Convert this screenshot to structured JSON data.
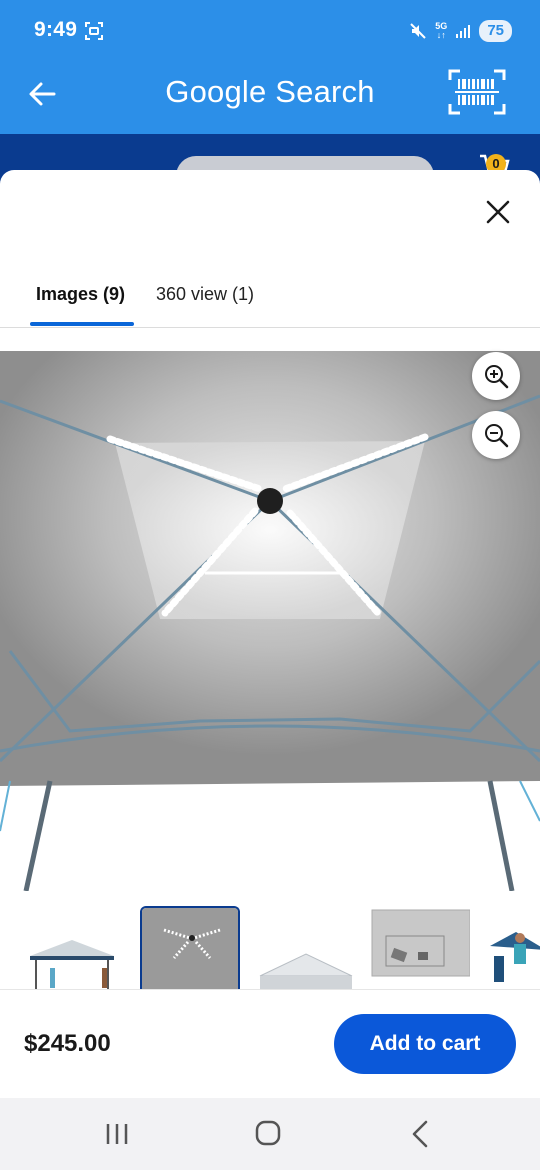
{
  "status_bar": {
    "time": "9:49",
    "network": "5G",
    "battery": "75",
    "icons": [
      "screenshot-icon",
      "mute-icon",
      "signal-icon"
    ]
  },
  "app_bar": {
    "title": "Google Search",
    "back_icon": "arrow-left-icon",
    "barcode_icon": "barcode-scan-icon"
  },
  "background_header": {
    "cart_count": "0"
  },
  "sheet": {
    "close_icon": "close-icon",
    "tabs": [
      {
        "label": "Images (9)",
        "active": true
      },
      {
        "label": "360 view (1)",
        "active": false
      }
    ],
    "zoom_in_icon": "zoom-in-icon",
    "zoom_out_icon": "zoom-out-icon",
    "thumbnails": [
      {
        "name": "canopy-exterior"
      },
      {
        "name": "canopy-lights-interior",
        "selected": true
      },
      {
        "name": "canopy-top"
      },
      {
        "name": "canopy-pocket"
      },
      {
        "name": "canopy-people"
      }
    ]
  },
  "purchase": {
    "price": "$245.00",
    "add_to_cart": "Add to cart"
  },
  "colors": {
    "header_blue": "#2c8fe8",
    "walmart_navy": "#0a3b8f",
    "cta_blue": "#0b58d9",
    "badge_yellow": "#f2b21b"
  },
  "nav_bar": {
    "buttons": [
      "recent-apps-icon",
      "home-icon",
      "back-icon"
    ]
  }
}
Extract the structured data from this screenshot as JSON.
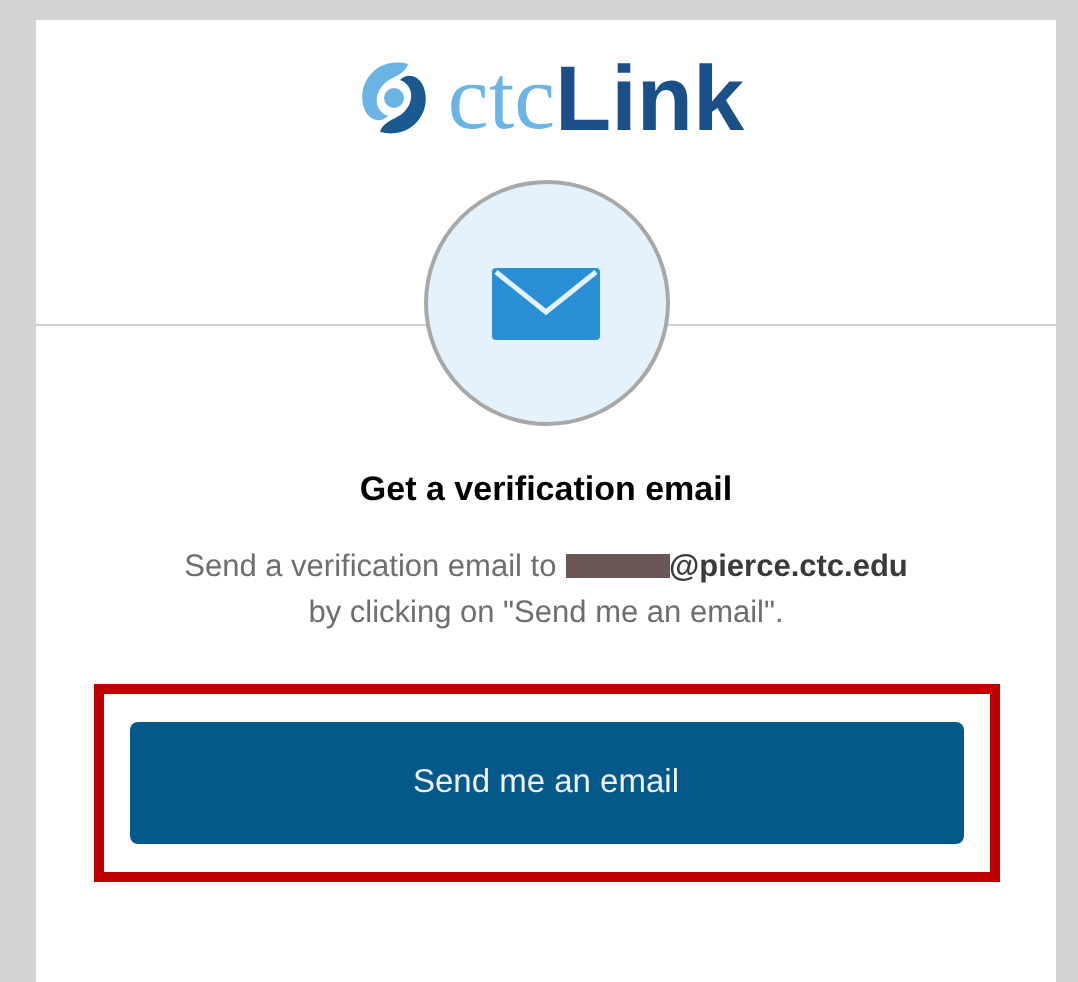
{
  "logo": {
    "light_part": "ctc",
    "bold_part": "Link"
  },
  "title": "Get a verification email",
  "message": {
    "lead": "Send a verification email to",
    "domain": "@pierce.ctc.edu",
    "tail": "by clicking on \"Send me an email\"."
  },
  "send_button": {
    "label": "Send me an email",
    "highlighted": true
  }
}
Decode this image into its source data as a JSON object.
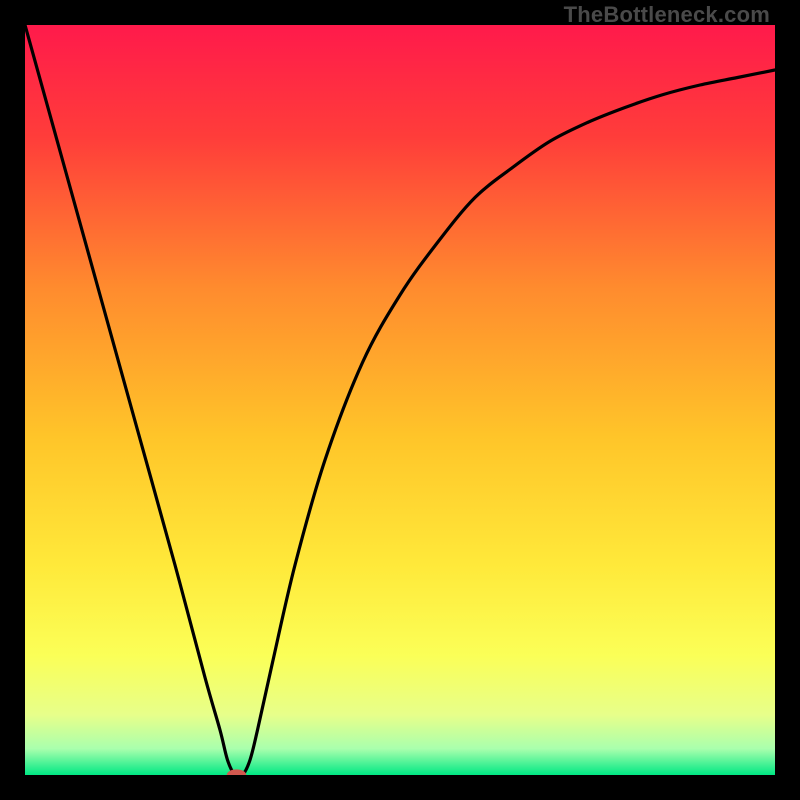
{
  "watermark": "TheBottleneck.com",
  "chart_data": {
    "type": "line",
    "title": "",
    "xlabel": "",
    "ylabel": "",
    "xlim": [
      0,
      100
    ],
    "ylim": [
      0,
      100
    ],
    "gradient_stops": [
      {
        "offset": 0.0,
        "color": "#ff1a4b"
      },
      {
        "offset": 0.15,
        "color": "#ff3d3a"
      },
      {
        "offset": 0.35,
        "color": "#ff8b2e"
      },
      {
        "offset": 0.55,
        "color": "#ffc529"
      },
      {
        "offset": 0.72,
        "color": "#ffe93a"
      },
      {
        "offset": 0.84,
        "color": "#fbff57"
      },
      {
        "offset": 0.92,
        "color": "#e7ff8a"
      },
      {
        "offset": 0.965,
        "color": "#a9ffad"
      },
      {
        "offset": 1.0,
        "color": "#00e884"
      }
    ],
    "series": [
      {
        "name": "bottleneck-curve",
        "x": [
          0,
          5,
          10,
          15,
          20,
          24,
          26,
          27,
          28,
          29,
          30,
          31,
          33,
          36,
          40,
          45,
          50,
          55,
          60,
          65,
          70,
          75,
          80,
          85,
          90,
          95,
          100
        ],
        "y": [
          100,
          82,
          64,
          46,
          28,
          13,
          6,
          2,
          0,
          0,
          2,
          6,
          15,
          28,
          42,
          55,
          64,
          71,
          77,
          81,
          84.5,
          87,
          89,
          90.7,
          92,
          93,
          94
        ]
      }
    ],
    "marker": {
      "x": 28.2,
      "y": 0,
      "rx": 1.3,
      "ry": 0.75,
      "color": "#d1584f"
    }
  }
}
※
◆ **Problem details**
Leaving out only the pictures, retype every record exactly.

◆ **Task answer**
Convert this screenshot to structured JSON data.
{
  "status_bar": {
    "time": "9:49",
    "network": "5G",
    "battery": "75",
    "icons": [
      "screenshot-icon",
      "mute-icon",
      "signal-icon"
    ]
  },
  "app_bar": {
    "title": "Google Search",
    "back_icon": "arrow-left-icon",
    "barcode_icon": "barcode-scan-icon"
  },
  "background_header": {
    "cart_count": "0"
  },
  "sheet": {
    "close_icon": "close-icon",
    "tabs": [
      {
        "label": "Images (9)",
        "active": true
      },
      {
        "label": "360 view (1)",
        "active": false
      }
    ],
    "zoom_in_icon": "zoom-in-icon",
    "zoom_out_icon": "zoom-out-icon",
    "thumbnails": [
      {
        "name": "canopy-exterior"
      },
      {
        "name": "canopy-lights-interior",
        "selected": true
      },
      {
        "name": "canopy-top"
      },
      {
        "name": "canopy-pocket"
      },
      {
        "name": "canopy-people"
      }
    ]
  },
  "purchase": {
    "price": "$245.00",
    "add_to_cart": "Add to cart"
  },
  "colors": {
    "header_blue": "#2c8fe8",
    "walmart_navy": "#0a3b8f",
    "cta_blue": "#0b58d9",
    "badge_yellow": "#f2b21b"
  },
  "nav_bar": {
    "buttons": [
      "recent-apps-icon",
      "home-icon",
      "back-icon"
    ]
  }
}
Extract the structured data from this screenshot as JSON.
{
  "logo": {
    "light_part": "ctc",
    "bold_part": "Link"
  },
  "title": "Get a verification email",
  "message": {
    "lead": "Send a verification email to",
    "domain": "@pierce.ctc.edu",
    "tail": "by clicking on \"Send me an email\"."
  },
  "send_button": {
    "label": "Send me an email",
    "highlighted": true
  }
}
Decode this image into its source data as a JSON object.
{
  "watermark": "TheBottleneck.com",
  "chart_data": {
    "type": "line",
    "title": "",
    "xlabel": "",
    "ylabel": "",
    "xlim": [
      0,
      100
    ],
    "ylim": [
      0,
      100
    ],
    "gradient_stops": [
      {
        "offset": 0.0,
        "color": "#ff1a4b"
      },
      {
        "offset": 0.15,
        "color": "#ff3d3a"
      },
      {
        "offset": 0.35,
        "color": "#ff8b2e"
      },
      {
        "offset": 0.55,
        "color": "#ffc529"
      },
      {
        "offset": 0.72,
        "color": "#ffe93a"
      },
      {
        "offset": 0.84,
        "color": "#fbff57"
      },
      {
        "offset": 0.92,
        "color": "#e7ff8a"
      },
      {
        "offset": 0.965,
        "color": "#a9ffad"
      },
      {
        "offset": 1.0,
        "color": "#00e884"
      }
    ],
    "series": [
      {
        "name": "bottleneck-curve",
        "x": [
          0,
          5,
          10,
          15,
          20,
          24,
          26,
          27,
          28,
          29,
          30,
          31,
          33,
          36,
          40,
          45,
          50,
          55,
          60,
          65,
          70,
          75,
          80,
          85,
          90,
          95,
          100
        ],
        "y": [
          100,
          82,
          64,
          46,
          28,
          13,
          6,
          2,
          0,
          0,
          2,
          6,
          15,
          28,
          42,
          55,
          64,
          71,
          77,
          81,
          84.5,
          87,
          89,
          90.7,
          92,
          93,
          94
        ]
      }
    ],
    "marker": {
      "x": 28.2,
      "y": 0,
      "rx": 1.3,
      "ry": 0.75,
      "color": "#d1584f"
    }
  }
}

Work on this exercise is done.